Problem description: How many lines in the records below contain "username"? Reply with the number alone.

'''

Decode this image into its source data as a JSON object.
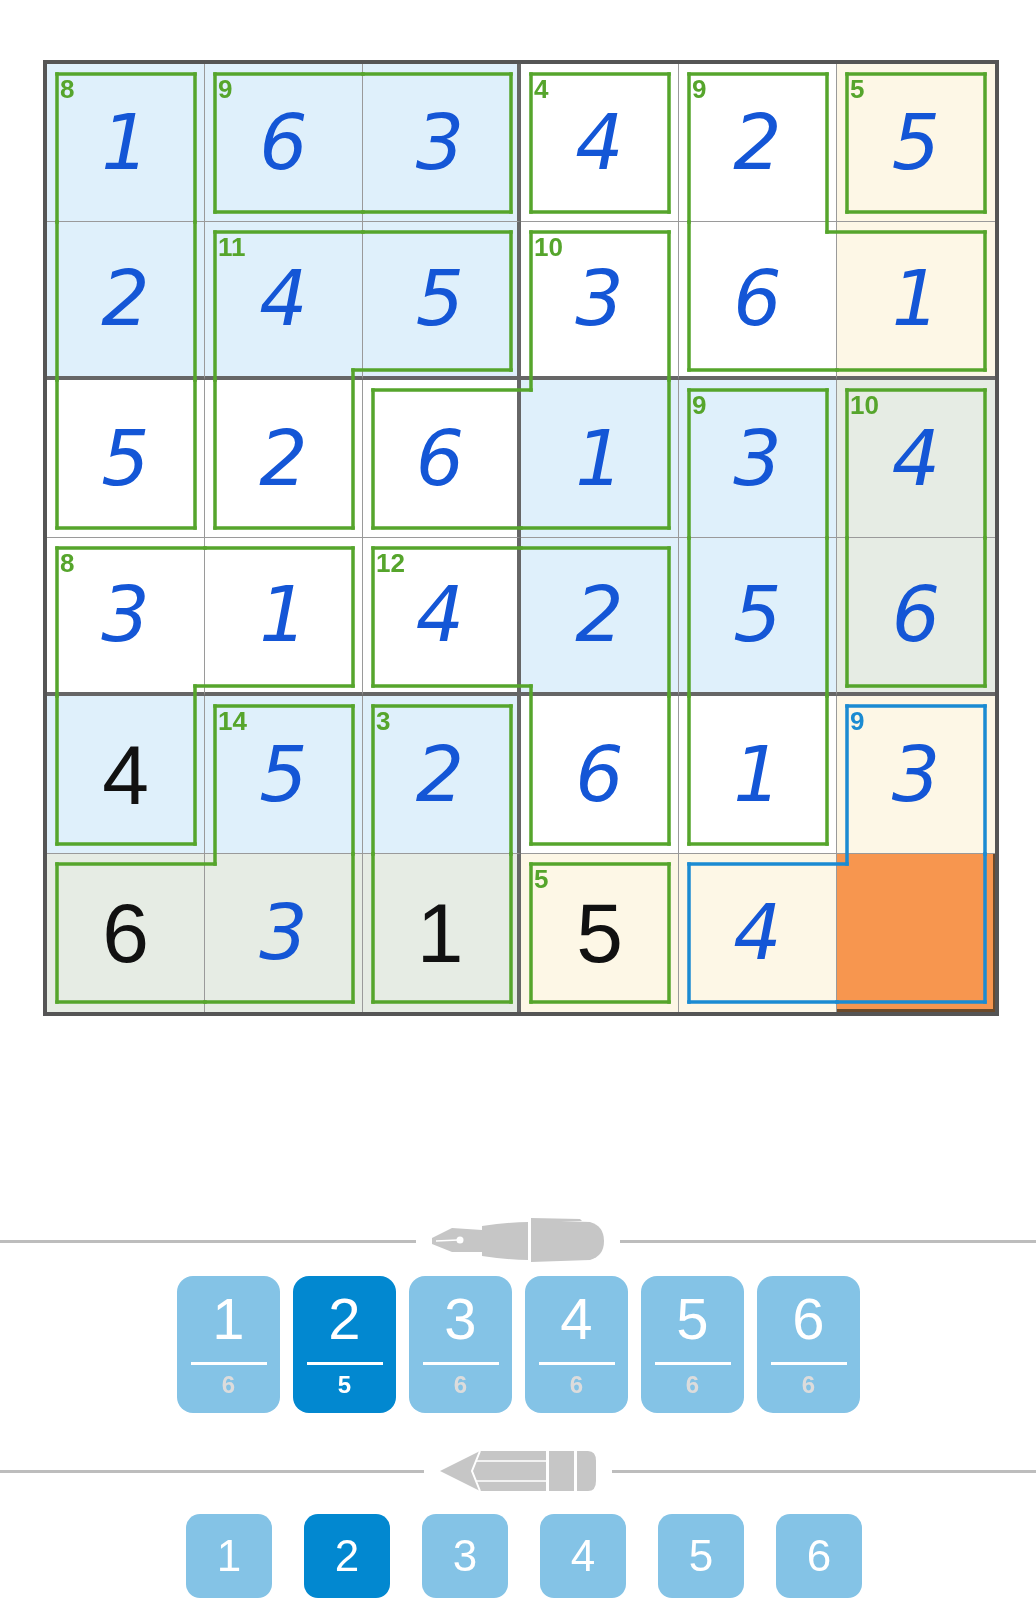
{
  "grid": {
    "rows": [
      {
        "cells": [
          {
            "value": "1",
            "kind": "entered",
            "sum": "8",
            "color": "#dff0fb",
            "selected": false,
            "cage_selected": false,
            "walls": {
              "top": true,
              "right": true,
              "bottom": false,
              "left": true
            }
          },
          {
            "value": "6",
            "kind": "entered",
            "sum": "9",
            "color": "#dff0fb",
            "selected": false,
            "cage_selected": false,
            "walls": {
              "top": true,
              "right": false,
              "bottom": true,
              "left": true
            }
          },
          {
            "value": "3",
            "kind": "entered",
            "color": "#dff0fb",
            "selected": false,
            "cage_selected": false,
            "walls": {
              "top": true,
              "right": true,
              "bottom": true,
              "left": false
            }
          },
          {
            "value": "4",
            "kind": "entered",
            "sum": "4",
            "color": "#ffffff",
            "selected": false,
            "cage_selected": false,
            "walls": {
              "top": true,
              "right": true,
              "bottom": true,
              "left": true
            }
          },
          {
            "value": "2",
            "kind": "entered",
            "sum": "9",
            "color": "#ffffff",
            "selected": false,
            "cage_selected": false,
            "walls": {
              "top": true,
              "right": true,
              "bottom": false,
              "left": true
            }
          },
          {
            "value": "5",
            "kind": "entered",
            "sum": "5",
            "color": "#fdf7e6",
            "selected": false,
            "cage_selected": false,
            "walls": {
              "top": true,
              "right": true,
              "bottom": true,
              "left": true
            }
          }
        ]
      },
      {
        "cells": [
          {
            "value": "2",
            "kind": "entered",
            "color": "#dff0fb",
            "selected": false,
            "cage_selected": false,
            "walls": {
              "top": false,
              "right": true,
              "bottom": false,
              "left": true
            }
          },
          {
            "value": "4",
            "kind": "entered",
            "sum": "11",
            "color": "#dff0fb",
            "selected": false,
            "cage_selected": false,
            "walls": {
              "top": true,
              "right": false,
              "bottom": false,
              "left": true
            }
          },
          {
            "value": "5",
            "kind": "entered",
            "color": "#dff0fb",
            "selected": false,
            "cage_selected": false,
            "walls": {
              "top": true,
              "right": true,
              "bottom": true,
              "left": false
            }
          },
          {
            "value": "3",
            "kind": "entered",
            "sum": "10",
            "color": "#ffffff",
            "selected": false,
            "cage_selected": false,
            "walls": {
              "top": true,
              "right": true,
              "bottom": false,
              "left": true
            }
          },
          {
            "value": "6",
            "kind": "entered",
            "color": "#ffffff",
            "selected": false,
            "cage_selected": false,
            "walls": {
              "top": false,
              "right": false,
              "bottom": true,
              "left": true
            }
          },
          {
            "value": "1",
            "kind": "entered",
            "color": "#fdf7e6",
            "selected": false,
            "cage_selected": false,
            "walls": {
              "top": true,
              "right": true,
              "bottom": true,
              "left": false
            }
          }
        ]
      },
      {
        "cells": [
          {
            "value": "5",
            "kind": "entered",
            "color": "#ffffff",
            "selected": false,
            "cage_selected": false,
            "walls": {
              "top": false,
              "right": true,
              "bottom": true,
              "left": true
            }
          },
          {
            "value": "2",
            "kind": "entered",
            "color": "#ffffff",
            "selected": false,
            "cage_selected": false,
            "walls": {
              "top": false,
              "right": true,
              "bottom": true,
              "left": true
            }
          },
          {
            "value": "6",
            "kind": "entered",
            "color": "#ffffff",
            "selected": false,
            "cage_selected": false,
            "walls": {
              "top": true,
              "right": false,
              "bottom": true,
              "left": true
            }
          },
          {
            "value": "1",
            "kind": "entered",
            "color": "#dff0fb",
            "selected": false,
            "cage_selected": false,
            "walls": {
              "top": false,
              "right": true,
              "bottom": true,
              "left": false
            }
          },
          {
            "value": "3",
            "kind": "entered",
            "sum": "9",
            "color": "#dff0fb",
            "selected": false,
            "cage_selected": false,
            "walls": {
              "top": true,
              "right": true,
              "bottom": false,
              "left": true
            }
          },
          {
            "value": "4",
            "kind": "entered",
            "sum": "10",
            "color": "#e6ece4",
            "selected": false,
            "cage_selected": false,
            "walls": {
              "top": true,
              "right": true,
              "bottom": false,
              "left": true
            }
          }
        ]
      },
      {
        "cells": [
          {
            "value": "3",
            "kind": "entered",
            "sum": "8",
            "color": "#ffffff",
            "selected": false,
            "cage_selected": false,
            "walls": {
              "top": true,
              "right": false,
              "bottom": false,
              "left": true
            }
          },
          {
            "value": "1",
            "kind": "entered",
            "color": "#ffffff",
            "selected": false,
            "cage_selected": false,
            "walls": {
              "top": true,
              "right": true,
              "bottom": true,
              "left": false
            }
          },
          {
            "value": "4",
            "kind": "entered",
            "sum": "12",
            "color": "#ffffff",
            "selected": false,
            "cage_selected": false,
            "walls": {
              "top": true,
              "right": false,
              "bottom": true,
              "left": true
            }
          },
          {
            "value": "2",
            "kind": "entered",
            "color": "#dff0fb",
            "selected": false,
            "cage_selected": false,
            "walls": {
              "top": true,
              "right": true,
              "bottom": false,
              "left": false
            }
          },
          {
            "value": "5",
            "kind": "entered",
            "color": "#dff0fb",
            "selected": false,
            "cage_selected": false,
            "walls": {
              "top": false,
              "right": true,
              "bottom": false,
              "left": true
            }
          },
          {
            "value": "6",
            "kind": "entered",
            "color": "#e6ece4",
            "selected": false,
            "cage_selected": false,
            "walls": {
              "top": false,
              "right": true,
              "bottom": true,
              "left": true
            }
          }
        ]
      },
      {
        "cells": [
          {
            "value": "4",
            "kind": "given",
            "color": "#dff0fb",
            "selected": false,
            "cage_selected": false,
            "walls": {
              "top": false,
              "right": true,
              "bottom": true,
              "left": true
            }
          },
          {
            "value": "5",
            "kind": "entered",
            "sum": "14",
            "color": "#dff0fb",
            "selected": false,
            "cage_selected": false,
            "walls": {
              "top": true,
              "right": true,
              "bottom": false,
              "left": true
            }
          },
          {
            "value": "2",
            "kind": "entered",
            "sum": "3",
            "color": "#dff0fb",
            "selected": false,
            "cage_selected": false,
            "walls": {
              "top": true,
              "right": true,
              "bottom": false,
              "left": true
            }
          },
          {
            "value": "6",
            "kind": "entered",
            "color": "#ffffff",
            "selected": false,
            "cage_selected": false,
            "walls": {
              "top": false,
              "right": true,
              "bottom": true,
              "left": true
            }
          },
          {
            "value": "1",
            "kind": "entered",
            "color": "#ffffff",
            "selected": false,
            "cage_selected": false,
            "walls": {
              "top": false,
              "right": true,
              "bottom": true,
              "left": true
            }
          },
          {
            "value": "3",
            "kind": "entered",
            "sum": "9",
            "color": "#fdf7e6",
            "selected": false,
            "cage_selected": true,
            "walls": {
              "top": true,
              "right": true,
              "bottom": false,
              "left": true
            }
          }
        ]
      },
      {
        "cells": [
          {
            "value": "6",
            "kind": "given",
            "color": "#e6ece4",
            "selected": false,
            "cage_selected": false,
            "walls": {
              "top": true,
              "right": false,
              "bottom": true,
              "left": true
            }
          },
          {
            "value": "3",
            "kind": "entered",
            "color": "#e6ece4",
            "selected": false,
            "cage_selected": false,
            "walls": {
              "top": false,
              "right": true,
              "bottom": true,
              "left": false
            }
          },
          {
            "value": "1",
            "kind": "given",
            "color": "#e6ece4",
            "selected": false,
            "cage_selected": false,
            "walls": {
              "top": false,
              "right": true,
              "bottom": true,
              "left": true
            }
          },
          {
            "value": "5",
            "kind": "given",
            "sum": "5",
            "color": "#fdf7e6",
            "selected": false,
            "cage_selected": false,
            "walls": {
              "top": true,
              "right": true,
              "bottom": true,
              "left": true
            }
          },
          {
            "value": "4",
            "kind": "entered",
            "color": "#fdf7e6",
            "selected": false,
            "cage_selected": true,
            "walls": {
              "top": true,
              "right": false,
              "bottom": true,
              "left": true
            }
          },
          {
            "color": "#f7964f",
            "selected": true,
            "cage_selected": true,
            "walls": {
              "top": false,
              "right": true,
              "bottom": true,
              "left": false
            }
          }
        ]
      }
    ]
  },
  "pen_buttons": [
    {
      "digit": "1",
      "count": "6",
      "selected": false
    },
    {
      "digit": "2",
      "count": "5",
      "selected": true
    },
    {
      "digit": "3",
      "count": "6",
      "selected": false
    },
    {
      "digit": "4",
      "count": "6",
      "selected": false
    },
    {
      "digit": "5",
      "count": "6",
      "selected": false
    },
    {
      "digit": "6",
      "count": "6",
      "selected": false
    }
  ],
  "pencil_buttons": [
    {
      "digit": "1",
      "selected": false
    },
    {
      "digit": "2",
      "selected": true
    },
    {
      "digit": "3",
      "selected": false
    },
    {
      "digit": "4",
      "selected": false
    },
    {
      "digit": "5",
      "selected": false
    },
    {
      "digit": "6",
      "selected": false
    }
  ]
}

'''
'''

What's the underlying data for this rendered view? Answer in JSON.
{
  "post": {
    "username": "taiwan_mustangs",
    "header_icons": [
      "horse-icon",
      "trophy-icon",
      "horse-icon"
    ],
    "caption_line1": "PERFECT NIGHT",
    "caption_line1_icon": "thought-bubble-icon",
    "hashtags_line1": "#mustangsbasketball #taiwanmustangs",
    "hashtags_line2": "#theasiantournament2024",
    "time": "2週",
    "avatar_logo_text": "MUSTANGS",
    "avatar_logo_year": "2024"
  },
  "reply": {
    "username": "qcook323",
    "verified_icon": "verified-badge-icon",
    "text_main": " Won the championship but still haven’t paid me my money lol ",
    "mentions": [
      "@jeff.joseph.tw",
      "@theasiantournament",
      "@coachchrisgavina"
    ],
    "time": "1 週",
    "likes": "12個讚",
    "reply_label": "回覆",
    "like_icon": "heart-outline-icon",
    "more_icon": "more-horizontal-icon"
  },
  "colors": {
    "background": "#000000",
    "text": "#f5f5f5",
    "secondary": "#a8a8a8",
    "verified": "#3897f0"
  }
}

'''

Answer for this exercise: 2